*What is needed:* Give the listing back in full, exactly as written, with the pictures removed.

*The data:*
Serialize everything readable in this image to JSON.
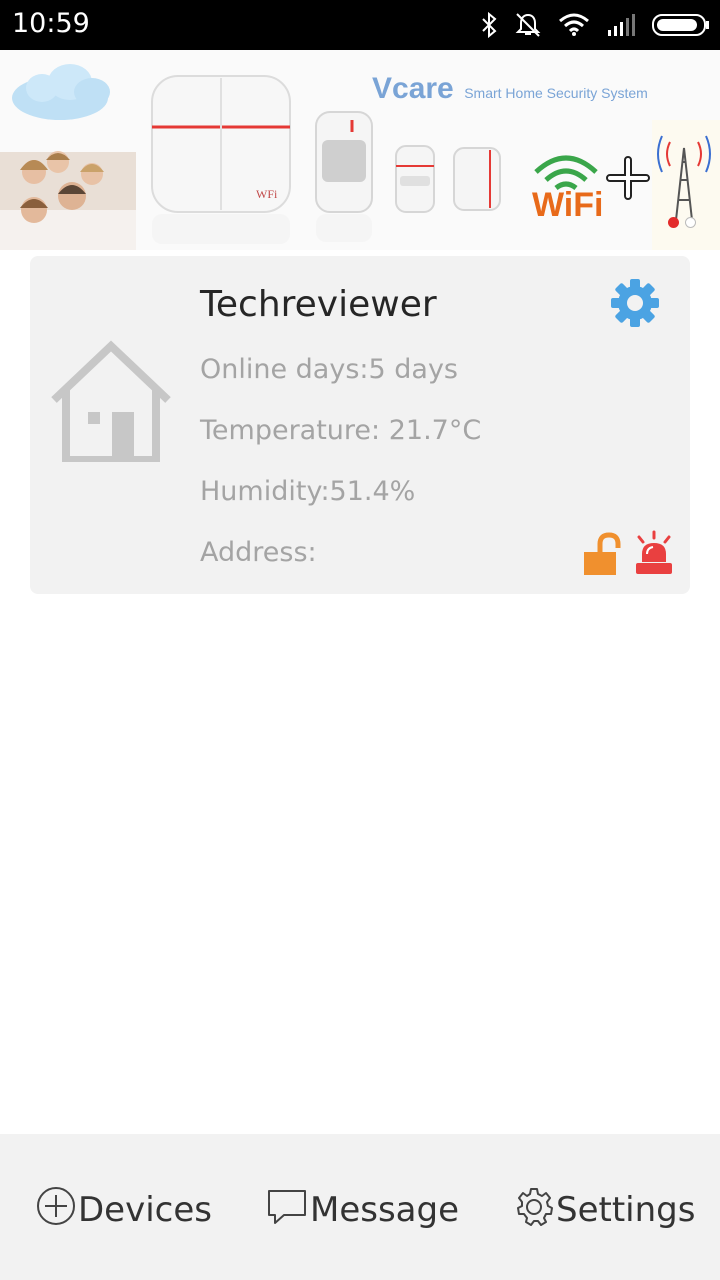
{
  "status_bar": {
    "time": "10:59",
    "icons": [
      "bluetooth-icon",
      "notifications-muted-icon",
      "wifi-icon",
      "signal-icon",
      "battery-icon"
    ]
  },
  "banner": {
    "brand_name": "Vcare",
    "brand_tagline": "Smart Home Security System",
    "wifi_text": "WiFi",
    "panel_wifi_mark": "WFi",
    "active_slide_index": 0,
    "slide_count": 2
  },
  "device": {
    "name": "Techreviewer",
    "online_days": "Online days:5 days",
    "temperature": "Temperature: 21.7°C",
    "humidity": "Humidity:51.4%",
    "address": "Address:",
    "lock_state": "unlocked"
  },
  "colors": {
    "accent_blue": "#4ba3e3",
    "lock_orange": "#f0902e",
    "siren_red": "#e94040",
    "text_dark": "#262626",
    "text_muted": "#a4a4a4"
  },
  "bottom_nav": {
    "devices": "Devices",
    "message": "Message",
    "settings": "Settings"
  }
}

*Output for this task:*
Serialize everything readable in this image to JSON.
{
  "status_bar": {
    "time": "10:59",
    "icons": [
      "bluetooth-icon",
      "notifications-muted-icon",
      "wifi-icon",
      "signal-icon",
      "battery-icon"
    ]
  },
  "banner": {
    "brand_name": "Vcare",
    "brand_tagline": "Smart Home Security System",
    "wifi_text": "WiFi",
    "panel_wifi_mark": "WFi",
    "active_slide_index": 0,
    "slide_count": 2
  },
  "device": {
    "name": "Techreviewer",
    "online_days": "Online days:5 days",
    "temperature": "Temperature: 21.7°C",
    "humidity": "Humidity:51.4%",
    "address": "Address:",
    "lock_state": "unlocked"
  },
  "colors": {
    "accent_blue": "#4ba3e3",
    "lock_orange": "#f0902e",
    "siren_red": "#e94040",
    "text_dark": "#262626",
    "text_muted": "#a4a4a4"
  },
  "bottom_nav": {
    "devices": "Devices",
    "message": "Message",
    "settings": "Settings"
  }
}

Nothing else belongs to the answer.